That is Libby's situation. Did he lie or was the whole thing not important enough for a busy man to fix every last detail in his memory? There are hundreds of crimes per minute. The only thing I know for sure about them is that I did not do them. Yet I talk to people all the time, sometimes about these crimes. Now, according to the Feds I must remember every detail of every conversation?
It would be a joke except that a man's life is ruined and his family impovrished.
Four felony convictions. Ever wonder why there are so many lawyer jokes?

Posted by: Peter | Mar 10, 2007 1:10:03 PM

Clinton was not found guilty of purjury. The judge (Susanne Wright, IIRC) found him guilty of contempt for lying in his testimony. That was the reason he was disbarred.

Posted by: Tank | Mar 10, 2007 1:11:29 PM

I just wonder how an investigation can be obstructed when the person who leaked the name was known to the prosecutor before the investigation even started. It was Fitz fishing for crimes --- Armitage not being indicted is proof of that.
-=Mike

Posted by: MikeSC | Mar 10, 2007 1:34:01 PM

Does it seem somewhat ironic that we are prosecuting politicians for lying? Should the rest of Congress be worried?

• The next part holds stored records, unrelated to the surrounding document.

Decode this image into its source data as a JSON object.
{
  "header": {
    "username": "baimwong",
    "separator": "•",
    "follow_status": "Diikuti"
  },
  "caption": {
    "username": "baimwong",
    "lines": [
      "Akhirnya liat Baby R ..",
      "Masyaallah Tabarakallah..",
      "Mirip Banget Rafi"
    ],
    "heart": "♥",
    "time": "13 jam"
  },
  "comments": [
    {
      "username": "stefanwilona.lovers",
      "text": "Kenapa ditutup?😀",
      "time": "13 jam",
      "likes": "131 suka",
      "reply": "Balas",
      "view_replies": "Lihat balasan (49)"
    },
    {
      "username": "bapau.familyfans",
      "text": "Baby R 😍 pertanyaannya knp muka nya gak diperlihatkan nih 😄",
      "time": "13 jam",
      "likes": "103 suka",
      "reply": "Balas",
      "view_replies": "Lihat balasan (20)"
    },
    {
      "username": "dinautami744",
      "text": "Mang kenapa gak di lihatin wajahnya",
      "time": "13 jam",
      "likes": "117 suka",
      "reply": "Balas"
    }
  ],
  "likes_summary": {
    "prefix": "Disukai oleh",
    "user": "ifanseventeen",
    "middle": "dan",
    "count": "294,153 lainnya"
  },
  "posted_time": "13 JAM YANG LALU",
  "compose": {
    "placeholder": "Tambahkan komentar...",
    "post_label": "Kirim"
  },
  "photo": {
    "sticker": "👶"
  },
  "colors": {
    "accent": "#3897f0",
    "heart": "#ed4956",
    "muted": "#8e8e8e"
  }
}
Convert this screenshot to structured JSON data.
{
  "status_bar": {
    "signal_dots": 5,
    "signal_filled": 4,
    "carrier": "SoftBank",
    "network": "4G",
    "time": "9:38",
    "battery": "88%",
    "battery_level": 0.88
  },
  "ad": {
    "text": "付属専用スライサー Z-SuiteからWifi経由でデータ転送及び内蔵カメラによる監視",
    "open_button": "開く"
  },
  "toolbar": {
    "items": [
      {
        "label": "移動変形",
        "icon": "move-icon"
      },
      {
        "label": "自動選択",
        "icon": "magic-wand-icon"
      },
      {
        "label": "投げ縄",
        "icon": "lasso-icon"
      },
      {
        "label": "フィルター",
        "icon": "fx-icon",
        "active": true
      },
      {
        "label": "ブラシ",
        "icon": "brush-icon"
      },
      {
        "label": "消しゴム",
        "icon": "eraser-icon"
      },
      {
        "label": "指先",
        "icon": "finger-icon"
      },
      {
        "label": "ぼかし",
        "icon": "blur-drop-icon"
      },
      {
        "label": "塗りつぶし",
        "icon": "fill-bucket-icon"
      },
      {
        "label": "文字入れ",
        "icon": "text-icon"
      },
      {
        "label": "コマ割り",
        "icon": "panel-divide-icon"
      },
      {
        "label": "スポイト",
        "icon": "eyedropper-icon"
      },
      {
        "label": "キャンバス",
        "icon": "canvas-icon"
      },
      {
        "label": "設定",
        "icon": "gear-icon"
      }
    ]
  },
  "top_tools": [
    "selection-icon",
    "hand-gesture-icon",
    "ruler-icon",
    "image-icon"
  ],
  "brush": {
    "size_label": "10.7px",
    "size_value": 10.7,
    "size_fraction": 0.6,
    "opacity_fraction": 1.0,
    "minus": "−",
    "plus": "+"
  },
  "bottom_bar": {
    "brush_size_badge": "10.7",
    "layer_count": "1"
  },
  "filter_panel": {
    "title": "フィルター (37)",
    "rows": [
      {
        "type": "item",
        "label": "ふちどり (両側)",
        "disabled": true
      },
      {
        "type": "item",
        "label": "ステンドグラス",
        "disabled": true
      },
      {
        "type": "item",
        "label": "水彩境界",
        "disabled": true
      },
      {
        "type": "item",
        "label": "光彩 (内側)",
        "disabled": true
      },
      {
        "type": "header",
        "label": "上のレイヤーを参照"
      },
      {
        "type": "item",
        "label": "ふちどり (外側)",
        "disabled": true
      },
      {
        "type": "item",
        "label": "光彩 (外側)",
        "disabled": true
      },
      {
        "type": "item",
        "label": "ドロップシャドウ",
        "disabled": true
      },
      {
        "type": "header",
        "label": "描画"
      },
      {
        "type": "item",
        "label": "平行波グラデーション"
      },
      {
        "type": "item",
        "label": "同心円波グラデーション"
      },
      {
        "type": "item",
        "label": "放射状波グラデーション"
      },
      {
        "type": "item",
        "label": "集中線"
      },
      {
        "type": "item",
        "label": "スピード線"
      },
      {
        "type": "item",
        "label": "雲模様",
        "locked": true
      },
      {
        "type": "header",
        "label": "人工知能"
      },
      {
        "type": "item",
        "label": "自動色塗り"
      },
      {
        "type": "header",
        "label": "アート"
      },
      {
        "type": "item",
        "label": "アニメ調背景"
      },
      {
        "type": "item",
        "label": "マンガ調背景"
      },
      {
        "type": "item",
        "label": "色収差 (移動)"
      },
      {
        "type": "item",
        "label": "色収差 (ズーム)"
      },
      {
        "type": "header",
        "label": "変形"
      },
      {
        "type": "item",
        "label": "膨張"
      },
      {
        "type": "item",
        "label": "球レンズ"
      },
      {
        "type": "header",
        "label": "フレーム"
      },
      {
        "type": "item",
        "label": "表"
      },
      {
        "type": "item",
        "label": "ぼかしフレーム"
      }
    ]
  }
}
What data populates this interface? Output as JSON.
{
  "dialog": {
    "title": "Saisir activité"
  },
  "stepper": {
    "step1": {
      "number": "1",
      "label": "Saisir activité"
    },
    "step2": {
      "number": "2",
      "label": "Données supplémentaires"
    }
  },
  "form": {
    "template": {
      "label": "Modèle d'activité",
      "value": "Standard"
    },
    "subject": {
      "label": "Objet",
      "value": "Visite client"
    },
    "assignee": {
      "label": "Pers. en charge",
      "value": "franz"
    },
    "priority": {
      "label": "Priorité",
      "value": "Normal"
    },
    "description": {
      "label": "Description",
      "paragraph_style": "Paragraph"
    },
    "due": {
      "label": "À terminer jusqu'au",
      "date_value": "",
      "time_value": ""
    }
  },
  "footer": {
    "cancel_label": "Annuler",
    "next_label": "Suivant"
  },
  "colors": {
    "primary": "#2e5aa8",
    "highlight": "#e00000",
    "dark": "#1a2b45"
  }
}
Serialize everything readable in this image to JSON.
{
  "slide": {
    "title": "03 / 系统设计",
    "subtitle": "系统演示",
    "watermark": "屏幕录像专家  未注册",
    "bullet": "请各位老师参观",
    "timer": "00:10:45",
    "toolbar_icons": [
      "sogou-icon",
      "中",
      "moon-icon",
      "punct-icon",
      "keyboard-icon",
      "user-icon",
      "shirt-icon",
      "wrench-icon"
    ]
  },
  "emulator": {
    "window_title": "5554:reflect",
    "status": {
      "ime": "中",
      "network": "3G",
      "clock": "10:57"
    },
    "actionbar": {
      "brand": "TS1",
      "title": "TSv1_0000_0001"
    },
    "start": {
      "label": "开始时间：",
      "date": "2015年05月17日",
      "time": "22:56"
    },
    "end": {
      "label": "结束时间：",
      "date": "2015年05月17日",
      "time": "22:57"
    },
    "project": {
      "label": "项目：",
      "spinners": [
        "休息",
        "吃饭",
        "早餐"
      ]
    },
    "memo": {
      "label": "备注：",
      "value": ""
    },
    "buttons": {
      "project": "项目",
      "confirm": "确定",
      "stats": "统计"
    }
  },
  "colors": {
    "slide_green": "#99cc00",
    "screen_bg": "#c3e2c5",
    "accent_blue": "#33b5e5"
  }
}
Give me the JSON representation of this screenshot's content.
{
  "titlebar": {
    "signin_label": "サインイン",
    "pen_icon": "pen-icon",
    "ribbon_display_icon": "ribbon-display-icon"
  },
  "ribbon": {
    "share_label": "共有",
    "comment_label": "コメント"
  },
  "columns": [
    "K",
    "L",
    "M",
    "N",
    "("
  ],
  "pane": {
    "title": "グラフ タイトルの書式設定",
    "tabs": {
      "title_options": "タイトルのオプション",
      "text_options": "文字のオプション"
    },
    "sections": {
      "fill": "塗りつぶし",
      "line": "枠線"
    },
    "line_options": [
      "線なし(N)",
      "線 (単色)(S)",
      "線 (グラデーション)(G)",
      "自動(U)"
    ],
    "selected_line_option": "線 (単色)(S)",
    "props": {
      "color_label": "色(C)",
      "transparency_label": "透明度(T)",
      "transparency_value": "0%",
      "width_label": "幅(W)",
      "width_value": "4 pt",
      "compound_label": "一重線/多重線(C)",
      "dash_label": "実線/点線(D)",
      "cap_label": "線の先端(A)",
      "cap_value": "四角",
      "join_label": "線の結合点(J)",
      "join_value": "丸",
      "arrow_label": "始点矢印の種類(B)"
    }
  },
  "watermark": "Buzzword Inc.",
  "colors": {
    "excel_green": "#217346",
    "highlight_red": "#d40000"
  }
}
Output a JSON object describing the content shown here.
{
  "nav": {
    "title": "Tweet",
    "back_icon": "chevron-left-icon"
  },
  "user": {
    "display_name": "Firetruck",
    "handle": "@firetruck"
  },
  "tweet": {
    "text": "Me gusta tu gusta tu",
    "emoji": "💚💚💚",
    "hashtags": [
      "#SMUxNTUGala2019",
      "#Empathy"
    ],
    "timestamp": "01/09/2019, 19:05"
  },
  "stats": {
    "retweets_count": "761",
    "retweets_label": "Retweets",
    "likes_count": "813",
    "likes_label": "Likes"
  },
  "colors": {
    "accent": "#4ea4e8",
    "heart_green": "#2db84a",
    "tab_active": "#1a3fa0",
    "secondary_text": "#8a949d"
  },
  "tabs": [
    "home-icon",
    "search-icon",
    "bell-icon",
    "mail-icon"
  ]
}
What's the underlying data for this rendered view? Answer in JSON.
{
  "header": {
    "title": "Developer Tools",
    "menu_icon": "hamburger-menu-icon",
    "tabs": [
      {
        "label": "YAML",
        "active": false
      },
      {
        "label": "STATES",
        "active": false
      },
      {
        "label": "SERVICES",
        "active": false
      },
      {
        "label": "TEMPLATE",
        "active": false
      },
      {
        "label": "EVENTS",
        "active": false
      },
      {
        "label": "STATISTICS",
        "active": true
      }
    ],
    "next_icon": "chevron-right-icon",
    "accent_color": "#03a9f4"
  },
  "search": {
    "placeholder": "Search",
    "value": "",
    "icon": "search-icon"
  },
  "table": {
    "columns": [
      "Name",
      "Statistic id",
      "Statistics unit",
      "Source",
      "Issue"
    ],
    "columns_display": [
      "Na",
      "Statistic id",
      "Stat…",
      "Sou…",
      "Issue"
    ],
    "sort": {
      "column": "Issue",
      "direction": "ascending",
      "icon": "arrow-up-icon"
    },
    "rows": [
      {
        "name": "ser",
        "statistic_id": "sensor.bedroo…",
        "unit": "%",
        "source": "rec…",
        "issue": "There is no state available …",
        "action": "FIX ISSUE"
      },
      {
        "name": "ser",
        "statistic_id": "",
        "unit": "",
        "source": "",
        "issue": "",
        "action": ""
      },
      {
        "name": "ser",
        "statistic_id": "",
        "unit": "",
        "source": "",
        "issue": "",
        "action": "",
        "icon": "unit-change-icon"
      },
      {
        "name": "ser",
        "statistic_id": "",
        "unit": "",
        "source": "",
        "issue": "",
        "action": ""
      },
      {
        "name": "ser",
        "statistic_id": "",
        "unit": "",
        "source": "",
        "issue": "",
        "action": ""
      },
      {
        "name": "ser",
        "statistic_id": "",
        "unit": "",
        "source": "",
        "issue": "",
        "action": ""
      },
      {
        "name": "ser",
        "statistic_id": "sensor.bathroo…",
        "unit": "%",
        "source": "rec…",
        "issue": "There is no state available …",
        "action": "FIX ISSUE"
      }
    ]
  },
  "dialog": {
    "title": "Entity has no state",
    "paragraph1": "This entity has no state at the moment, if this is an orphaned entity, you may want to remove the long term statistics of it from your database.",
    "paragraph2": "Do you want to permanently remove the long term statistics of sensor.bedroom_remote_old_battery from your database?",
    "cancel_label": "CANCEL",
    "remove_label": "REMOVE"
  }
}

Posted by: Chris | Mar 10, 2007 2:24:50 PM

Lots of commenters on the liberal side of the fence seem to think Libby's conviction proves he's covering up wrongdoing on the part of the administration, and that they should be next on Fitzgerald's hit list. Can somebody explain what their reasoning is? After all, he supposedly lied about his involvement in outing Plame when *he didn't out Plame*. Besides, if said commenters really believe Armitage outed Plame *on Bush's order*, why aren't they calling for Armitage's head?

Posted by: randian | Mar 10, 2007 3:05:38 PM

Posted by: USD Law Student | March 08, 2007 at 06:32 PM"Now we remember why Democrats are so much more eager than Republicans to criminalize politics"This statement, by the way, is not true. All one must do is remember the 3 year Kenneth Starr investigation to tell that this is false.

As Virginia Postrel pointed out back in 1998, it was the Democrats -- and their allies -- who "criminalized" Clinton's behavior.

The Republicans were just too eager to use the power given to the government.

http://www.reason.com/news/show/30591.html

"License to Grill. How the Clintons invited Ken Starr into their private lives."

Reason. April 1998

Posted by: Nobody Important | Mar 10, 2007 4:09:01 PM

And don't forget purjury is not at all the same as lying.

Although they may be equally contemptable.

Posted by: M. Simon | Mar 10, 2007 5:18:56 PM